------ Raw data
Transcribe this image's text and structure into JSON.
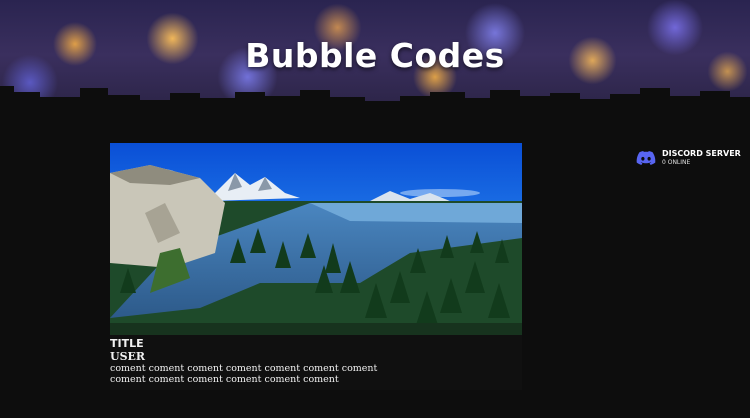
{
  "header": {
    "title": "Bubble Codes"
  },
  "discord": {
    "label": "DISCORD SERVER",
    "status": "0 ONLINE",
    "icon": "discord-icon",
    "accent": "#5865f2"
  },
  "post": {
    "thumbnail": "game-thumbnail",
    "title": "TITLE",
    "user": "USER",
    "comment": "coment coment coment coment coment coment coment coment coment coment coment coment coment"
  }
}
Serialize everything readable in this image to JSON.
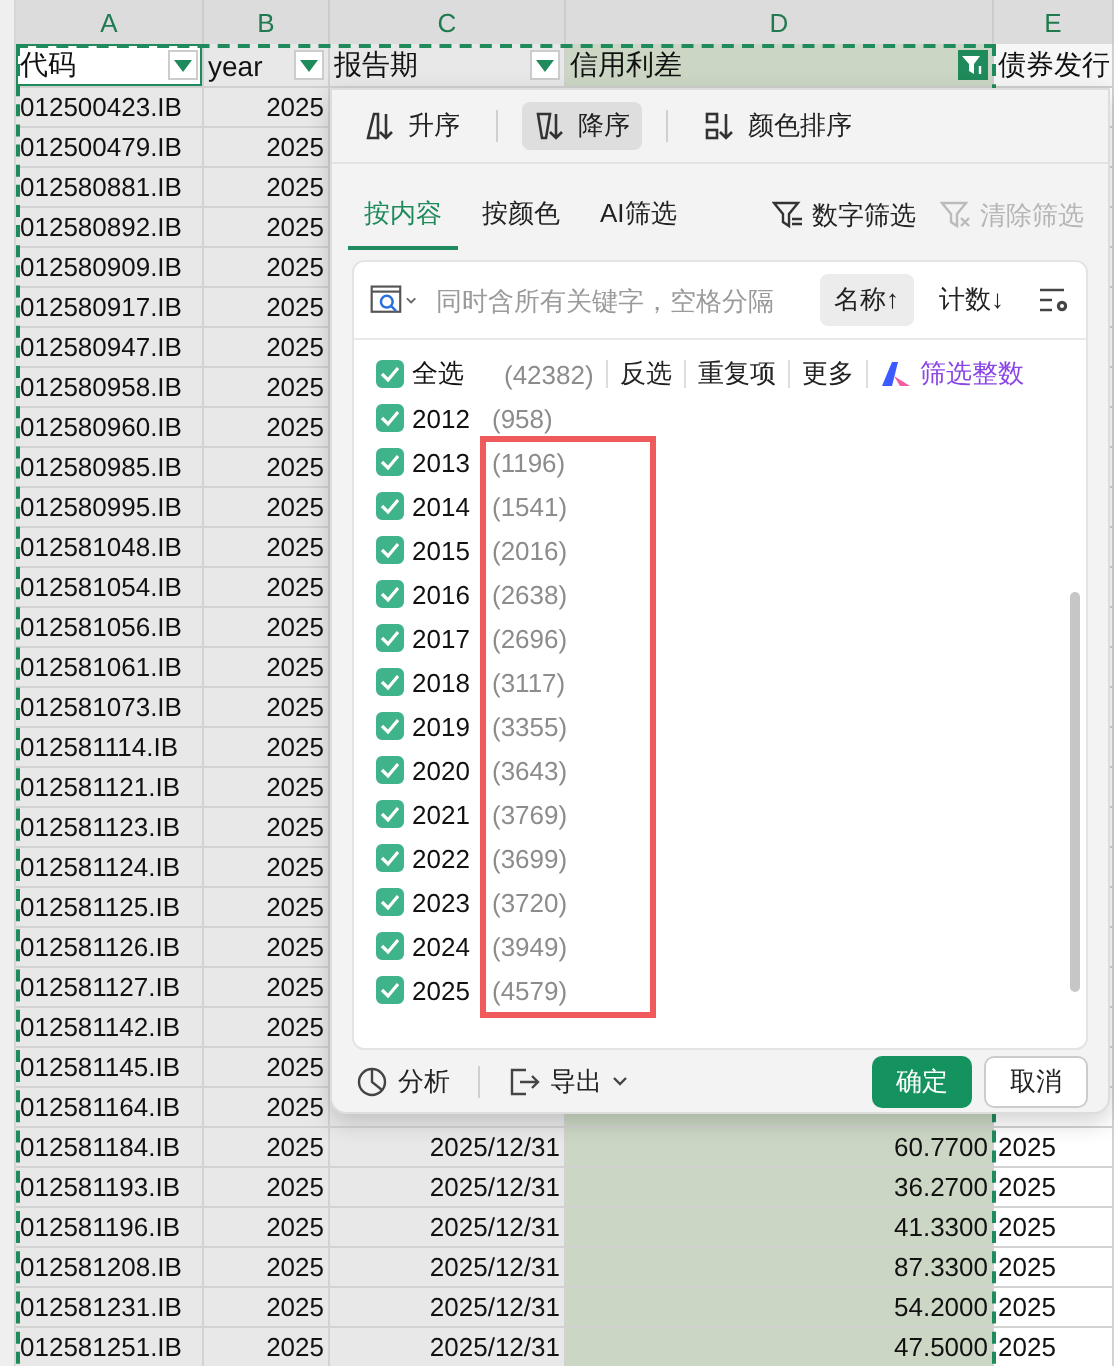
{
  "columns": [
    {
      "letter": "A"
    },
    {
      "letter": "B"
    },
    {
      "letter": "C"
    },
    {
      "letter": "D"
    },
    {
      "letter": "E"
    }
  ],
  "header": [
    {
      "label": "代码",
      "kind": "dropdown",
      "active": true
    },
    {
      "label": "year",
      "kind": "dropdown",
      "active": false
    },
    {
      "label": "报告期",
      "kind": "dropdown",
      "active": false
    },
    {
      "label": "信用利差",
      "kind": "applied",
      "active": false
    },
    {
      "label": "债券发行",
      "kind": "plain",
      "active": false
    }
  ],
  "rows": [
    {
      "code": "012500423.IB",
      "year": "2025"
    },
    {
      "code": "012500479.IB",
      "year": "2025"
    },
    {
      "code": "012580881.IB",
      "year": "2025"
    },
    {
      "code": "012580892.IB",
      "year": "2025"
    },
    {
      "code": "012580909.IB",
      "year": "2025"
    },
    {
      "code": "012580917.IB",
      "year": "2025"
    },
    {
      "code": "012580947.IB",
      "year": "2025"
    },
    {
      "code": "012580958.IB",
      "year": "2025"
    },
    {
      "code": "012580960.IB",
      "year": "2025"
    },
    {
      "code": "012580985.IB",
      "year": "2025"
    },
    {
      "code": "012580995.IB",
      "year": "2025"
    },
    {
      "code": "012581048.IB",
      "year": "2025"
    },
    {
      "code": "012581054.IB",
      "year": "2025"
    },
    {
      "code": "012581056.IB",
      "year": "2025"
    },
    {
      "code": "012581061.IB",
      "year": "2025"
    },
    {
      "code": "012581073.IB",
      "year": "2025"
    },
    {
      "code": "012581114.IB",
      "year": "2025"
    },
    {
      "code": "012581121.IB",
      "year": "2025"
    },
    {
      "code": "012581123.IB",
      "year": "2025"
    },
    {
      "code": "012581124.IB",
      "year": "2025"
    },
    {
      "code": "012581125.IB",
      "year": "2025"
    },
    {
      "code": "012581126.IB",
      "year": "2025"
    },
    {
      "code": "012581127.IB",
      "year": "2025"
    },
    {
      "code": "012581142.IB",
      "year": "2025"
    },
    {
      "code": "012581145.IB",
      "year": "2025"
    },
    {
      "code": "012581164.IB",
      "year": "2025"
    },
    {
      "code": "012581184.IB",
      "year": "2025",
      "date": "2025/12/31",
      "spread": "60.7700",
      "e": "2025"
    },
    {
      "code": "012581193.IB",
      "year": "2025",
      "date": "2025/12/31",
      "spread": "36.2700",
      "e": "2025"
    },
    {
      "code": "012581196.IB",
      "year": "2025",
      "date": "2025/12/31",
      "spread": "41.3300",
      "e": "2025"
    },
    {
      "code": "012581208.IB",
      "year": "2025",
      "date": "2025/12/31",
      "spread": "87.3300",
      "e": "2025"
    },
    {
      "code": "012581231.IB",
      "year": "2025",
      "date": "2025/12/31",
      "spread": "54.2000",
      "e": "2025"
    },
    {
      "code": "012581251.IB",
      "year": "2025",
      "date": "2025/12/31",
      "spread": "47.5000",
      "e": "2025"
    }
  ],
  "filter_popup": {
    "sort_buttons": [
      {
        "label": "升序",
        "selected": false
      },
      {
        "label": "降序",
        "selected": true
      },
      {
        "label": "颜色排序",
        "selected": false
      }
    ],
    "tabs": [
      {
        "label": "按内容",
        "selected": true
      },
      {
        "label": "按颜色",
        "selected": false
      },
      {
        "label": "AI筛选",
        "selected": false
      }
    ],
    "actions": [
      {
        "label": "数字筛选",
        "disabled": false
      },
      {
        "label": "清除筛选",
        "disabled": true
      }
    ],
    "search": {
      "placeholder": "同时含所有关键字，空格分隔"
    },
    "list_sort": [
      {
        "label": "名称↑",
        "selected": true
      },
      {
        "label": "计数↓",
        "selected": false
      }
    ],
    "select_all": {
      "label": "全选",
      "count": "(42382)",
      "checked": true
    },
    "links": [
      "反选",
      "重复项",
      "更多"
    ],
    "smart_filter": {
      "label": "筛选整数"
    },
    "items": [
      {
        "label": "2012",
        "count": "(958)",
        "checked": true,
        "highlighted": false
      },
      {
        "label": "2013",
        "count": "(1196)",
        "checked": true,
        "highlighted": true
      },
      {
        "label": "2014",
        "count": "(1541)",
        "checked": true,
        "highlighted": true
      },
      {
        "label": "2015",
        "count": "(2016)",
        "checked": true,
        "highlighted": true
      },
      {
        "label": "2016",
        "count": "(2638)",
        "checked": true,
        "highlighted": true
      },
      {
        "label": "2017",
        "count": "(2696)",
        "checked": true,
        "highlighted": true
      },
      {
        "label": "2018",
        "count": "(3117)",
        "checked": true,
        "highlighted": true
      },
      {
        "label": "2019",
        "count": "(3355)",
        "checked": true,
        "highlighted": true
      },
      {
        "label": "2020",
        "count": "(3643)",
        "checked": true,
        "highlighted": true
      },
      {
        "label": "2021",
        "count": "(3769)",
        "checked": true,
        "highlighted": true
      },
      {
        "label": "2022",
        "count": "(3699)",
        "checked": true,
        "highlighted": true
      },
      {
        "label": "2023",
        "count": "(3720)",
        "checked": true,
        "highlighted": true
      },
      {
        "label": "2024",
        "count": "(3949)",
        "checked": true,
        "highlighted": true
      },
      {
        "label": "2025",
        "count": "(4579)",
        "checked": true,
        "highlighted": true
      }
    ],
    "footer": {
      "analyze": "分析",
      "export": "导出",
      "ok": "确定",
      "cancel": "取消"
    }
  }
}
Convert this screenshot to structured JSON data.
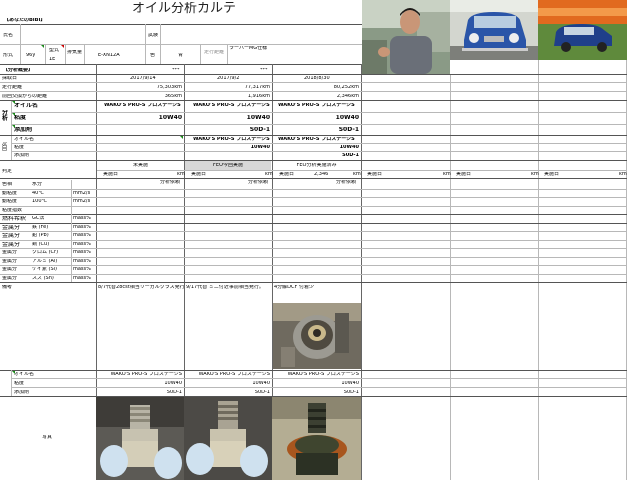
{
  "header": {
    "title": "オイル分析カルテ",
    "owner_label": "【あなたのBIBI】",
    "name_label": "氏名",
    "test_label": "試験",
    "model_label": "形式",
    "year_label": "年式",
    "year_value": "96y",
    "engine_label": "型式",
    "engine_sub": "排気量",
    "cc_value": "1E",
    "mileage_label": "走行距離",
    "car_code": "E-XN12A",
    "color_label": "色",
    "color_value": "青",
    "shop": "ラーバーMG仕様"
  },
  "analysis_header": "【分析概要】",
  "rows": {
    "sample_date": {
      "label": "採取日",
      "values": [
        "2017/9/14",
        "2017/9/2",
        "2018/8/30"
      ],
      "extra": [
        "***",
        "***"
      ]
    },
    "odometer": {
      "label": "走行距離",
      "values": [
        "75,303km",
        "77,317km",
        "80,252km"
      ]
    },
    "since_change": {
      "label": "前回交換からの距離",
      "values": [
        "365km",
        "1,916km",
        "2,346km"
      ]
    },
    "oil_name": {
      "label": "オイル名",
      "values": [
        "WAKO'S PRO-S プロステージS",
        "WAKO'S PRO-S プロステージS",
        "WAKO'S PRO-S プロステージS"
      ]
    },
    "viscosity": {
      "label": "粘度",
      "values": [
        "10W40",
        "10W40",
        "10W40"
      ]
    },
    "additive": {
      "label": "添加剤",
      "values": [
        "",
        "S0D-1",
        "S0D-1"
      ]
    },
    "oil_name2": {
      "label": "オイル名",
      "values": [
        "WAKO'S PRO-S プロステージS",
        "WAKO'S PRO-S プロステージS",
        "WAKO'S PRO-S プロステージS"
      ]
    },
    "viscosity2": {
      "label": "粘度",
      "values": [
        "",
        "10W40",
        "10W40"
      ]
    },
    "additive2": {
      "label": "添加剤",
      "values": [
        "",
        "",
        "S0D-1"
      ]
    }
  },
  "side_labels": {
    "analysis": "分析",
    "next": "次回"
  },
  "status": {
    "label": "判定",
    "values": [
      "未実施",
      "FEO今回実施",
      "FEO分析実施済み"
    ],
    "row_labels": [
      "実施日",
      "実施日",
      "実施日",
      "実施日",
      "実施日",
      "実施日",
      "実施日"
    ],
    "unit": "km",
    "measured": [
      "",
      "",
      "2,346"
    ]
  },
  "metrics": [
    {
      "label": "色相",
      "sub": "水分",
      "unit": ""
    },
    {
      "label": "動粘度",
      "sub": "40℃",
      "unit": "mm2/s"
    },
    {
      "label": "動粘度",
      "sub": "100℃",
      "unit": "mm2/s"
    },
    {
      "label": "粘度指数",
      "sub": "",
      "unit": ""
    },
    {
      "label": "燃料希釈",
      "sub": "GC法",
      "unit": "mass%"
    },
    {
      "label": "金属分",
      "sub": "鉄 (Fe)",
      "unit": "mass%"
    },
    {
      "label": "金属分",
      "sub": "鉛 (Pb)",
      "unit": "mass%"
    },
    {
      "label": "金属分",
      "sub": "銅 (Cu)",
      "unit": "mass%"
    },
    {
      "label": "金属分",
      "sub": "クロム (Cr)",
      "unit": "mass%"
    },
    {
      "label": "金属分",
      "sub": "アルミ (Al)",
      "unit": "mass%"
    },
    {
      "label": "金属分",
      "sub": "ケイ素 (Si)",
      "unit": "mass%"
    },
    {
      "label": "金属分",
      "sub": "スズ (Sn)",
      "unit": "mass%"
    }
  ],
  "split_label": "分析依頼",
  "notes": {
    "label": "備考",
    "values": [
      "8/7代替28cst相当リーガルクラス発行",
      "9/17代替 ミニ付近事前相当発行。",
      "4分解DCF 付着少"
    ]
  },
  "bottom": {
    "oil_label": "オイル名",
    "visc_label": "粘度",
    "add_label": "添加剤",
    "oil_values": [
      "WAKO'S PRO-S プロステージS",
      "WAKO'S PRO-S プロステージS",
      "WAKO'S PRO-S プロステージS"
    ],
    "visc_values": [
      "10W40",
      "10W40",
      "10W40"
    ],
    "add_values": [
      "S0D-1",
      "S0D-1",
      "S0D-1"
    ],
    "photo_label": "写真"
  },
  "colors": {
    "tri": "#1a8a1a",
    "status_bg": "#d8d8d8"
  }
}
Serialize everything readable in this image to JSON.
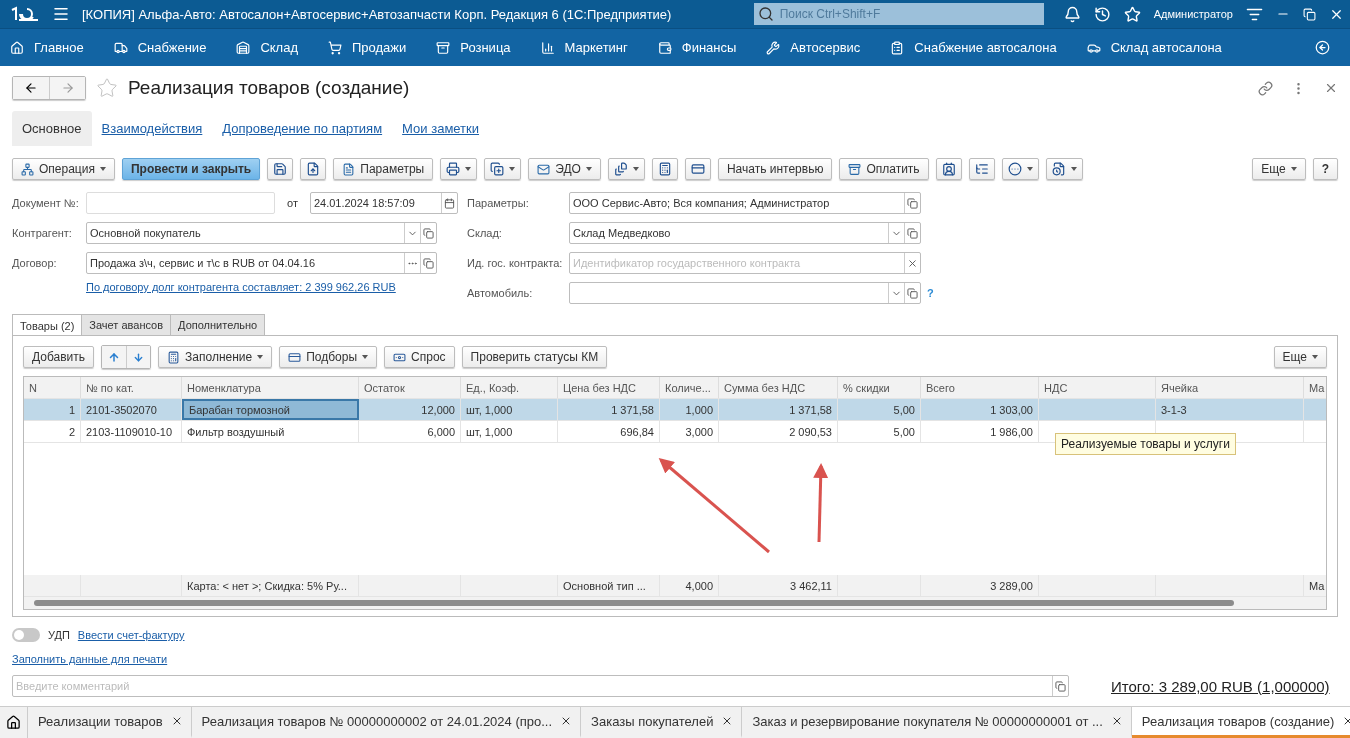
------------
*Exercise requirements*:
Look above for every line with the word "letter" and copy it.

*Output for this task*:
      "letter": "A"
      "letter": "B"
      "letter": "C"
      "letter": "D"
      "letter": "E"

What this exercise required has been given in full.